It is a little confusing to find where to park at the Florida Aquarium, and when you do find parking, it costs $8 and you have to park 0.5 miles away from the entrance. So we parked and made the trek. Right before we exited the car, I asked my wife if she had the tickets. Of course she said yes and of course she did not…so after making the 0.5 mile (not exaggerating) trek, I had to run back and get the tickets. 0.5 + 0.5 + 0.5 = 1.5 miles of jogging to get the darned tickets. By then I was a sweaty mess.
So after we got in, my eyes had trouble adjusting, since the aquarium is quite dark; pitch black in some places. In my confusion, two twenty-somethings grabbed us and strong-armed us into a camera pose, snapped our pictures and then tried to strong-arm us into buying our “family photos.” I did not appreciate this one bit, and I will be contacting management of the Aquarium to let them know how unacceptable that was. They do this crap at Disney too, and I hate it there as well.

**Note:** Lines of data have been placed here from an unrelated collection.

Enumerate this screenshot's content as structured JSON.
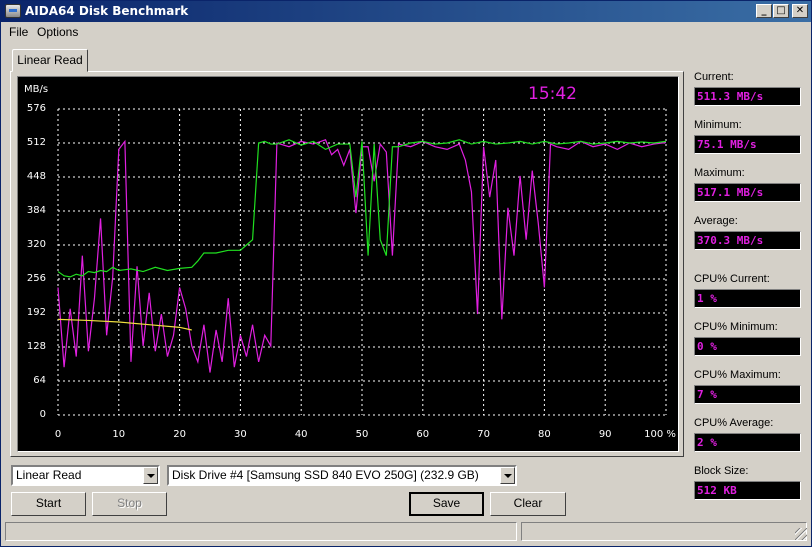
{
  "window": {
    "title": "AIDA64 Disk Benchmark",
    "controls": {
      "minimize": "_",
      "maximize": "□",
      "close": "✕"
    }
  },
  "menu": [
    "File",
    "Options"
  ],
  "tab": "Linear Read",
  "graph": {
    "unit_label": "MB/s",
    "elapsed_time": "15:42",
    "y_ticks": [
      "576",
      "512",
      "448",
      "384",
      "320",
      "256",
      "192",
      "128",
      "64",
      "0"
    ],
    "x_ticks": [
      "0",
      "10",
      "20",
      "30",
      "40",
      "50",
      "60",
      "70",
      "80",
      "90",
      "100 %"
    ],
    "colors": {
      "read": "#e020e0",
      "access": "#20e020",
      "cpu": "#f0e040",
      "grid": "#ffffff",
      "background": "#000000"
    }
  },
  "chart_data": {
    "type": "line",
    "xlim": [
      0,
      100
    ],
    "ylim": [
      0,
      576
    ],
    "grid": true,
    "series": [
      {
        "color": "#e020e0",
        "x": [
          0,
          1,
          2,
          3,
          4,
          5,
          6,
          7,
          8,
          9,
          10,
          11,
          12,
          13,
          14,
          15,
          16,
          17,
          18,
          19,
          20,
          21,
          22,
          23,
          24,
          25,
          26,
          27,
          28,
          29,
          30,
          31,
          32,
          33,
          34,
          35,
          36,
          38,
          40,
          42,
          44,
          45,
          46,
          47,
          48,
          49,
          50,
          51,
          52,
          53,
          54,
          55,
          56,
          58,
          60,
          62,
          64,
          66,
          67,
          68,
          69,
          70,
          71,
          72,
          73,
          74,
          75,
          76,
          77,
          78,
          79,
          80,
          81,
          82,
          84,
          86,
          88,
          90,
          92,
          94,
          96,
          98,
          100
        ],
        "y": [
          240,
          90,
          200,
          110,
          300,
          120,
          220,
          370,
          150,
          260,
          500,
          515,
          100,
          280,
          130,
          230,
          120,
          190,
          110,
          150,
          240,
          200,
          130,
          100,
          170,
          80,
          160,
          100,
          220,
          90,
          150,
          110,
          170,
          100,
          150,
          130,
          512,
          505,
          515,
          510,
          518,
          490,
          500,
          470,
          500,
          380,
          505,
          505,
          440,
          510,
          495,
          300,
          510,
          505,
          515,
          505,
          500,
          510,
          480,
          420,
          190,
          505,
          410,
          480,
          180,
          390,
          300,
          450,
          330,
          460,
          360,
          240,
          510,
          505,
          500,
          515,
          505,
          510,
          500,
          512,
          505,
          510,
          513
        ]
      },
      {
        "color": "#20e020",
        "x": [
          0,
          1,
          2,
          3,
          4,
          5,
          6,
          7,
          8,
          9,
          10,
          12,
          14,
          16,
          18,
          20,
          22,
          23,
          24,
          26,
          28,
          30,
          31,
          32,
          33,
          34,
          35,
          36,
          38,
          40,
          42,
          44,
          46,
          48,
          49,
          50,
          51,
          52,
          53,
          54,
          55,
          56,
          58,
          60,
          62,
          64,
          66,
          68,
          70,
          72,
          74,
          76,
          78,
          80,
          82,
          84,
          86,
          88,
          90,
          92,
          94,
          96,
          98,
          100
        ],
        "y": [
          270,
          262,
          260,
          265,
          262,
          270,
          268,
          272,
          270,
          278,
          272,
          275,
          270,
          278,
          272,
          276,
          278,
          290,
          305,
          305,
          310,
          310,
          320,
          330,
          512,
          515,
          510,
          510,
          518,
          508,
          515,
          500,
          510,
          510,
          410,
          515,
          300,
          510,
          330,
          300,
          505,
          505,
          512,
          515,
          510,
          512,
          518,
          510,
          515,
          510,
          512,
          515,
          510,
          515,
          510,
          512,
          515,
          510,
          512,
          515,
          512,
          514,
          512,
          515
        ]
      },
      {
        "color": "#f0e040",
        "x": [
          0,
          5,
          10,
          15,
          20,
          22
        ],
        "y": [
          180,
          178,
          175,
          170,
          165,
          160
        ]
      }
    ]
  },
  "stats": [
    {
      "label": "Current:",
      "value": "511.3 MB/s"
    },
    {
      "label": "Minimum:",
      "value": "75.1 MB/s"
    },
    {
      "label": "Maximum:",
      "value": "517.1 MB/s"
    },
    {
      "label": "Average:",
      "value": "370.3 MB/s"
    },
    {
      "label": "CPU% Current:",
      "value": "1 %"
    },
    {
      "label": "CPU% Minimum:",
      "value": "0 %"
    },
    {
      "label": "CPU% Maximum:",
      "value": "7 %"
    },
    {
      "label": "CPU% Average:",
      "value": "2 %"
    },
    {
      "label": "Block Size:",
      "value": "512 KB"
    }
  ],
  "controls": {
    "test_select": "Linear Read",
    "drive_select": "Disk Drive #4  [Samsung SSD 840 EVO 250G]  (232.9 GB)",
    "start": "Start",
    "stop": "Stop",
    "save": "Save",
    "clear": "Clear"
  }
}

The Aquarium is on two floors, plus a super secret, hidden third floor. The first floor is a series of displays and encounters, themed along certain aquatic lines. It is very dark in the first part, and they add a dry ice flow to make things seem creepy and deep. Most displays are back-lit, and there is a huge tank that contains various sea fish, sharks and rays. As you move along, you can stop at each exhibit and take photos, minus the flash. If you take photos with a flash, you will be politely warned to turn off the flash, as it can damage the sea creatures.

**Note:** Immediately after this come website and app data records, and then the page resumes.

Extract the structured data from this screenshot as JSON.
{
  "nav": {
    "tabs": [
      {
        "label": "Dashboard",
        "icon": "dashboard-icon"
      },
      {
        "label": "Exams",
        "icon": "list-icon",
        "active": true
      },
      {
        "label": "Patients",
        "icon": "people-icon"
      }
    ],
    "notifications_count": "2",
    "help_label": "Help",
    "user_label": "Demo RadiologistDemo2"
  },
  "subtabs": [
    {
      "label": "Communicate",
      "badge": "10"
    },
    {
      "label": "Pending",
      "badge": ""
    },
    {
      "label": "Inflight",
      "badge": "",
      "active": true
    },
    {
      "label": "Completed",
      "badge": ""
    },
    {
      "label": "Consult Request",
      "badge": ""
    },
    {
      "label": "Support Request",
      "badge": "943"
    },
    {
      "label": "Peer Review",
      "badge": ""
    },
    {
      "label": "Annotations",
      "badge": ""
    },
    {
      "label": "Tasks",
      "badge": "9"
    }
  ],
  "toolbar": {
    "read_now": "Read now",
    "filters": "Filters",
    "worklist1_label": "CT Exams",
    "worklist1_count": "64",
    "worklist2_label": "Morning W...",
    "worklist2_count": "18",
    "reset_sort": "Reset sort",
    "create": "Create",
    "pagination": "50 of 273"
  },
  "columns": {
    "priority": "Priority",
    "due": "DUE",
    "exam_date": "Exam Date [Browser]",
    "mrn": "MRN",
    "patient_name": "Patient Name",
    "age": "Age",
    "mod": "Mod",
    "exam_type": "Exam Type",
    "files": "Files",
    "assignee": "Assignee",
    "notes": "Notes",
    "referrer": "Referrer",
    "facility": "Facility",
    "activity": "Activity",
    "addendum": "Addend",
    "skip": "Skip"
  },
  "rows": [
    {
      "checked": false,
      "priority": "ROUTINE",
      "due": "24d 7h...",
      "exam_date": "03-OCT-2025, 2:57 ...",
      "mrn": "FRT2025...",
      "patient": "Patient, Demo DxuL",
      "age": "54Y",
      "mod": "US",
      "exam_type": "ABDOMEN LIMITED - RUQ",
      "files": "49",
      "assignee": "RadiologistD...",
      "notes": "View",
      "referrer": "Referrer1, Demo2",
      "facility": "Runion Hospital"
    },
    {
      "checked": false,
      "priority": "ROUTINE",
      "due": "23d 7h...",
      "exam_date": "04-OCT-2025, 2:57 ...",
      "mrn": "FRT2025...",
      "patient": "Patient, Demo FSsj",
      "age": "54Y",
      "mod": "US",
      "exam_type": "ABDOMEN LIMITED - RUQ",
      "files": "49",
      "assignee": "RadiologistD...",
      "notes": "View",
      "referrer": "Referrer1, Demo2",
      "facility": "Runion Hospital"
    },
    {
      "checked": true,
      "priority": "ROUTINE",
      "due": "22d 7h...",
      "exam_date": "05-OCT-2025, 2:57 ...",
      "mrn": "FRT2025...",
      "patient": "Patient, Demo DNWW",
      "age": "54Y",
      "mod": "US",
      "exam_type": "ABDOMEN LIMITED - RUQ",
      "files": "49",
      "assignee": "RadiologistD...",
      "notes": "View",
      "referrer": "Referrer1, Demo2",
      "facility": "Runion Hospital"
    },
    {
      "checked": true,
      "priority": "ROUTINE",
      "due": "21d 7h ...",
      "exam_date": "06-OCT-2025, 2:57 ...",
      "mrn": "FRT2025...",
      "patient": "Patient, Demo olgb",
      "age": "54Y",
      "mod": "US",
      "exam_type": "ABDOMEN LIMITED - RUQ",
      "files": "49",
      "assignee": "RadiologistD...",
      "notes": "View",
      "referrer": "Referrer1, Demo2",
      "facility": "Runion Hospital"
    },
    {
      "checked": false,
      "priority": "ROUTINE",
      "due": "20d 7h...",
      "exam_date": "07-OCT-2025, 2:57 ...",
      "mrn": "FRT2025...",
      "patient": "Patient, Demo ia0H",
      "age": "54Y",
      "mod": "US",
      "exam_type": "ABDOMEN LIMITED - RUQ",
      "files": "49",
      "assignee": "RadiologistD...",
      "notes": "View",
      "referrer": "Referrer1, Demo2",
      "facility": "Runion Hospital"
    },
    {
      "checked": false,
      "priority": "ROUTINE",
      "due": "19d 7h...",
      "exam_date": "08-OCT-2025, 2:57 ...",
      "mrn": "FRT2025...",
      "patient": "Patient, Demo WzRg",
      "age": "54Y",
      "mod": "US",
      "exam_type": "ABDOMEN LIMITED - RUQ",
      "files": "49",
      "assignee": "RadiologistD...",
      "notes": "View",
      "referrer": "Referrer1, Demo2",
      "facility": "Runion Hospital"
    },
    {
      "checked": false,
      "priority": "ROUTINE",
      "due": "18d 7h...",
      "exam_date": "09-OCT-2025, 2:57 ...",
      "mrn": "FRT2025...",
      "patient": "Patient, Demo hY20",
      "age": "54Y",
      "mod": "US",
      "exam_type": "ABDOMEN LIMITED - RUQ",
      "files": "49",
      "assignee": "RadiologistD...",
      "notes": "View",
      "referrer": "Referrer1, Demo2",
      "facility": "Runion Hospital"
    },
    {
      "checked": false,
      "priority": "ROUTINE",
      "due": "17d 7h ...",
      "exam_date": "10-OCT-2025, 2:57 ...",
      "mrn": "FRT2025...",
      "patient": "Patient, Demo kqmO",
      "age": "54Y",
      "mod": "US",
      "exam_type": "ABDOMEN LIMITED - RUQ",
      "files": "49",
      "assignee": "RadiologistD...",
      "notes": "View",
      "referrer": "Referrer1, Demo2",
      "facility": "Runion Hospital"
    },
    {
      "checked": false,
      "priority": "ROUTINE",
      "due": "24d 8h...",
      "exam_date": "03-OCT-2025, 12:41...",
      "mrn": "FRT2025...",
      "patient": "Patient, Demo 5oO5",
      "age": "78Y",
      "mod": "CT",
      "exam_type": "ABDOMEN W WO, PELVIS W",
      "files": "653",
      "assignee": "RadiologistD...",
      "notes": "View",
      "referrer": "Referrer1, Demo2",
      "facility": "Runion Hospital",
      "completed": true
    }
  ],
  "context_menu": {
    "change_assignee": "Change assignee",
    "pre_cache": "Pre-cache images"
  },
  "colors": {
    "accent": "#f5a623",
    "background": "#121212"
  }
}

Along the entrance, there is an area where you can safely “pet” the sting rays. The rays really seem to crave the attention, and the kids love this part. You soon find yourself in an outside nature habitat of mostly freshwater aquatic life, including birds. This area has a lot to see, but it is difficult to photograph anything since most of the glass has a glare from the sun, and it is also quite crowded. Composing a shot is not impossible, just difficult given the conditions and the pickiness of my digital camera. The entrance to this area gives you the feel that you have entered the Florida aquifer; a limestone cave of sorts that empties into a lagoon area. To complete the feel, you actually walk under a glass ceiling that houses freshwater marine life. This area is well thought out and was impeccably clean. Somewhere along this area there is a set of stairs that takes you to a super-secret third level of the aquarium where you can see individual aquariums in various themed layouts. This level empties out into another area of the second level.

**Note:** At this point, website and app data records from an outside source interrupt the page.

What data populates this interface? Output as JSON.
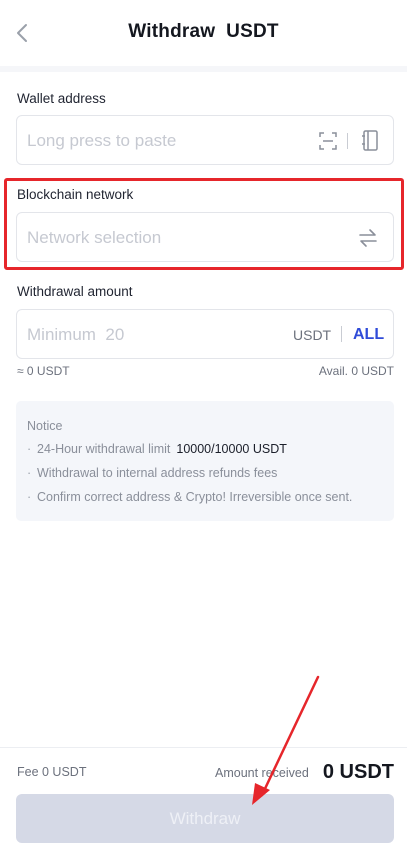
{
  "header": {
    "title": "Withdraw  USDT"
  },
  "wallet": {
    "label": "Wallet address",
    "placeholder": "Long press to paste"
  },
  "network": {
    "label": "Blockchain network",
    "placeholder": "Network selection"
  },
  "amount": {
    "label": "Withdrawal amount",
    "placeholder": "Minimum  20",
    "unit": "USDT",
    "all": "ALL",
    "approx": "≈ 0 USDT",
    "available": "Avail. 0 USDT"
  },
  "notice": {
    "title": "Notice",
    "limit_label": "24-Hour withdrawal limit",
    "limit_value": "10000/10000 USDT",
    "item2": "Withdrawal to internal address refunds fees",
    "item3": "Confirm correct address & Crypto! Irreversible once sent."
  },
  "footer": {
    "fee": "Fee 0 USDT",
    "amount_label": "Amount received",
    "amount_value": "0 USDT",
    "button": "Withdraw"
  },
  "colors": {
    "highlight": "#e6262b",
    "accent": "#2f4bd8",
    "button_disabled": "#d5d9e6"
  }
}
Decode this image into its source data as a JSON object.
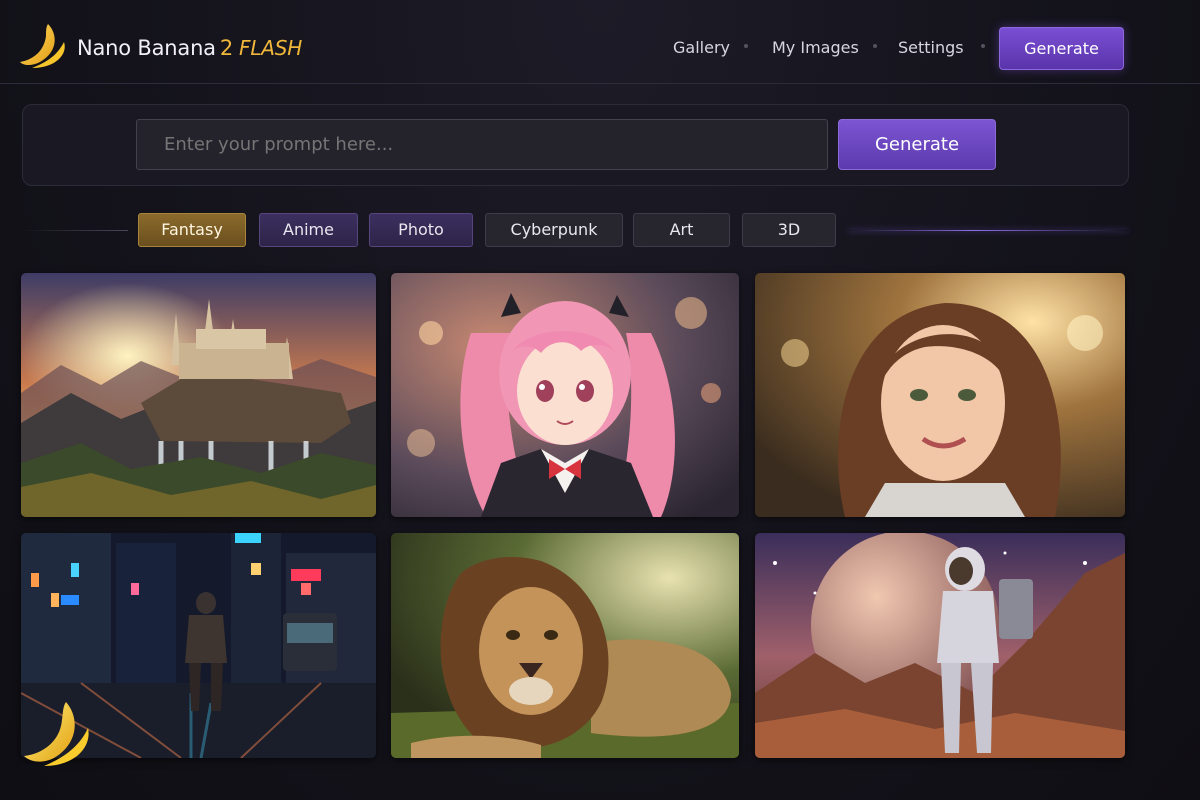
{
  "app": {
    "name": "Nano Banana",
    "version": "2",
    "edition": "FLASH",
    "logo_icon": "banana-icon",
    "accent_color": "#6a44c4",
    "brand_gold": "#f0b73a"
  },
  "nav": {
    "items": [
      "Gallery",
      "My Images",
      "Settings"
    ],
    "generate_label": "Generate"
  },
  "prompt": {
    "placeholder": "Enter your prompt here...",
    "value": "",
    "generate_label": "Generate"
  },
  "filters": {
    "chips": [
      "Fantasy",
      "Anime",
      "Photo",
      "Cyberpunk",
      "Art",
      "3D"
    ],
    "active": "Fantasy"
  },
  "gallery": {
    "images": [
      {
        "subject": "fantasy castle on a floating cliff with waterfalls at sunset"
      },
      {
        "subject": "anime girl with pink twin tails in a school uniform"
      },
      {
        "subject": "portrait of a smiling woman with long brown hair"
      },
      {
        "subject": "person walking down a neon-lit cyberpunk street at night"
      },
      {
        "subject": "lion lying in tall grass"
      },
      {
        "subject": "astronaut on an alien planet facing a giant moon"
      }
    ]
  }
}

Most of the second level is indoors, and some of the best displays are in this area. There is an array of colorful sea horses, sea dragons and a lot of larger tanks containing schools of colorful fish. The area is themed to be the deep sea level, so you really get the sense of being in the deep sea based on the lighting, color schemes used and the colder ambient temperature. My favorite sea creature was the yellow sea dragon. The second level empties out onto an observation deck where you can see the Tampa Port Authority. There is also a museum next door where you can visit the S.S. American Victory liberty ship. After seeing all that can be seen on the second level, you are basically done with the aquarium. I would say, conservatively, that it takes around 2 hours of casual walking to see and do all there is to see in this place. Is is worth it? I think so, because where else can you see this array of aquatic life? Is it as big as I envisioned? Not at all. I was expecting something much, much larger in terms of the scope and size of the fish…but I guess I would need to visit some other large aquariums in the Nation to see that type of thing. I am still quite pleased with this choice of things to do.
Here are some parting shots.